NAIROBI, Kenya, Jan 5 – The effects of a strengthening shilling in December and lower food prices could see inflation rates come down this year, according to banking industry executives.
Last year inflation soared each month almost hitting a rate of 20 percent that was primarily attributed to skyrocketing food and fuel prices.
“If the Central Bank was able to stabilise the exchange rate what we shall see quickly is inflation coming down. Food prices have started going down globally. Because the economists take between three and four months to adjust, by March inflation will be fairly well managed,” Equity Bank Managing Director James Mwangi said.
The Central Bank’s intervention to raise the Central Bank Rate (CBR) to the current 18 percent, proved to help stabilise the shilling from a historic low of Sh107 to the dollar to the present level of Sh86.
With price reductions in energy and fuel expected in the coming months, Mwangi adds that this should ease the cost of living for Kenyans.
“Kenya Power has already promised they will remove Sh5 per unit of electricity consumption because they are using hydro power. The next consignment of oil to be imported will be imported at Sh85 per dollar that provides us an opportunity to reduce another Sh10 to Sh15 per litre,” he said.
In December last year inflation came in at 18.93 percent, falling marginally for the first time in over a year, which market analysts predict will help reduce interest rates soon.
The research team at the Standard Investment Bank predict rates could start coming down in the coming months on the back of lower inflation numbers with a gradual cut expected by no later than May of this year.
However ahead of the Monetary Policy Committee (MPC) meeting set for January 11, they expect the benchmark rate to remain unchanged at 18 percent.
“It’s become a catch 22 situation on the interest rate front. We’ve seen some pretty high rates in the recent past. The government has been taking 91-day, 182-day papers at 20 plus in recent days, and there’s a feeling that also interest rates might peak at these levels,” Head of Trading at the Commercial Bank of Africa Duncan Kinuthia said.
Factors such as the upcoming elections and implementation of the Constitution, Kinuthia adds, will put considerable pressure on interest rates especially with the need to fund elections.
“We expect relatively high interest rates as compared to before, but I don’t expect us to go to those very low levels that we saw late last year. We could trade between 15 to 25 percent on the money market,” he said.

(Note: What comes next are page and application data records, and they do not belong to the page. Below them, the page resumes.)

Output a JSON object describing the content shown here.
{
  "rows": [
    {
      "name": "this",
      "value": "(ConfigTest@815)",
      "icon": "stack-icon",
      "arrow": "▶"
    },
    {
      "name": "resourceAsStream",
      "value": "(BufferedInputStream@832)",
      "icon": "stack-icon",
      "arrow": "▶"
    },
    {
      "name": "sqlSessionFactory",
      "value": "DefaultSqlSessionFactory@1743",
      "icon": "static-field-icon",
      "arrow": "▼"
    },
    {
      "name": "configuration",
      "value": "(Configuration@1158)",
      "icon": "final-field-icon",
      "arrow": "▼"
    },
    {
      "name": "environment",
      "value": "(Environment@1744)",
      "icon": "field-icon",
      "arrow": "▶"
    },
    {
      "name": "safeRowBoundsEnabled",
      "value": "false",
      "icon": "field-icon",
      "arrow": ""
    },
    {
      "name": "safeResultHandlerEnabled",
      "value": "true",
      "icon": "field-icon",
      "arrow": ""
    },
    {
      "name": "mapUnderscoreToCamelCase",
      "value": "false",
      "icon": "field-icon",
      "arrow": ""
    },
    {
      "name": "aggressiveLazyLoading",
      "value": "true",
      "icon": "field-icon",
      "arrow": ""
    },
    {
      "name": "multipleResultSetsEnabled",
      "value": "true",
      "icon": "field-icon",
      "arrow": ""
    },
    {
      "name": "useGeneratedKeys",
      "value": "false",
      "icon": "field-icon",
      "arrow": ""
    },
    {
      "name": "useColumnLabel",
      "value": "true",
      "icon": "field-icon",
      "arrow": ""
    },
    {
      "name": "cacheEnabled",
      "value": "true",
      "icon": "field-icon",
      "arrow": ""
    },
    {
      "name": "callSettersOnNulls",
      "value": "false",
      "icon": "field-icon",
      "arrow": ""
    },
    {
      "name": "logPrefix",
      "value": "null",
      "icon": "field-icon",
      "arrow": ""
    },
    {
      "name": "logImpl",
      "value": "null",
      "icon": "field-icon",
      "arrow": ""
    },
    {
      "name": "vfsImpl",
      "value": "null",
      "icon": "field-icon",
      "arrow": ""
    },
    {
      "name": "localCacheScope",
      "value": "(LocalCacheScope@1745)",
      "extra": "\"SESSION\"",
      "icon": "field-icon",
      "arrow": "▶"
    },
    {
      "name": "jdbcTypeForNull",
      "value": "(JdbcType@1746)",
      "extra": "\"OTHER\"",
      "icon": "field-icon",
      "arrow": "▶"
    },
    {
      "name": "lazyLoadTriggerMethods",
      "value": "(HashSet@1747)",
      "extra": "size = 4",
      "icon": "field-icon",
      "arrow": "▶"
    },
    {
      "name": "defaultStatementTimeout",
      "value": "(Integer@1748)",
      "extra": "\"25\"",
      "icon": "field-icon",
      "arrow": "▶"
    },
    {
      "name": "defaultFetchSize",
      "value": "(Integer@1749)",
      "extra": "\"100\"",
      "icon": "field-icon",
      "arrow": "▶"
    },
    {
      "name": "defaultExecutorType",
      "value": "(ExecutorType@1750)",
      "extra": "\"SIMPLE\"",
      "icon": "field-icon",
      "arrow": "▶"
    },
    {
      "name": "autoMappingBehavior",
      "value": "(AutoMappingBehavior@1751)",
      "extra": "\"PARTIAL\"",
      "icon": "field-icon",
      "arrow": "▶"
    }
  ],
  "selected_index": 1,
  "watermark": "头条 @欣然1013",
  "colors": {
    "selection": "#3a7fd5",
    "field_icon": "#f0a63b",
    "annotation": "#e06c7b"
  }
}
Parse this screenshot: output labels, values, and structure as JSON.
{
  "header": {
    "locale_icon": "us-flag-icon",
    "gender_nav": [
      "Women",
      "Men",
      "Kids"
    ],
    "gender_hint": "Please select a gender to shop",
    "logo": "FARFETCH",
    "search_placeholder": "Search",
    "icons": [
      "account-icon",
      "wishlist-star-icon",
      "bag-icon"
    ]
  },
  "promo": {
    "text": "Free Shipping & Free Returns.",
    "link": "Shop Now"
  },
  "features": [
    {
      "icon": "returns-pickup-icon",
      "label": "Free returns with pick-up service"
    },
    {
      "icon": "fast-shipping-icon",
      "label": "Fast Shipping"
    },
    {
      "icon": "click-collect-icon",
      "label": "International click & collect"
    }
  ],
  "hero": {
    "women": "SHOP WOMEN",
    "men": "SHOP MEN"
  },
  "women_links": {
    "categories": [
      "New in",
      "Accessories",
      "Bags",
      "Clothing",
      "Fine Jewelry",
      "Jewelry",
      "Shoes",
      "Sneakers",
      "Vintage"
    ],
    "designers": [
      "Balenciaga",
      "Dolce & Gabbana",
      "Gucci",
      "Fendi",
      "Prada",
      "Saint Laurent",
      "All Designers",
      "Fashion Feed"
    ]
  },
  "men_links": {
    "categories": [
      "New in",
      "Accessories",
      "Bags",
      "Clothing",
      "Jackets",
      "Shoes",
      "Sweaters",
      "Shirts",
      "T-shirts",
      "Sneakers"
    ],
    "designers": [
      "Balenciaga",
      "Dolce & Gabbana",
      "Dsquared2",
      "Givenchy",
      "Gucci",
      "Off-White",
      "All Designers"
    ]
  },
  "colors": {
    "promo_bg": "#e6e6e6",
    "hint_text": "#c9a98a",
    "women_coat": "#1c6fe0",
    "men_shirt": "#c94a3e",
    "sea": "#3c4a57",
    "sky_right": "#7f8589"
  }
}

However, with the government diversifying its borrowing methods moving from dependence on domestic borrowing and looking at subordinated loans, Kinuthia said this might take pressure off interest rates moving forward.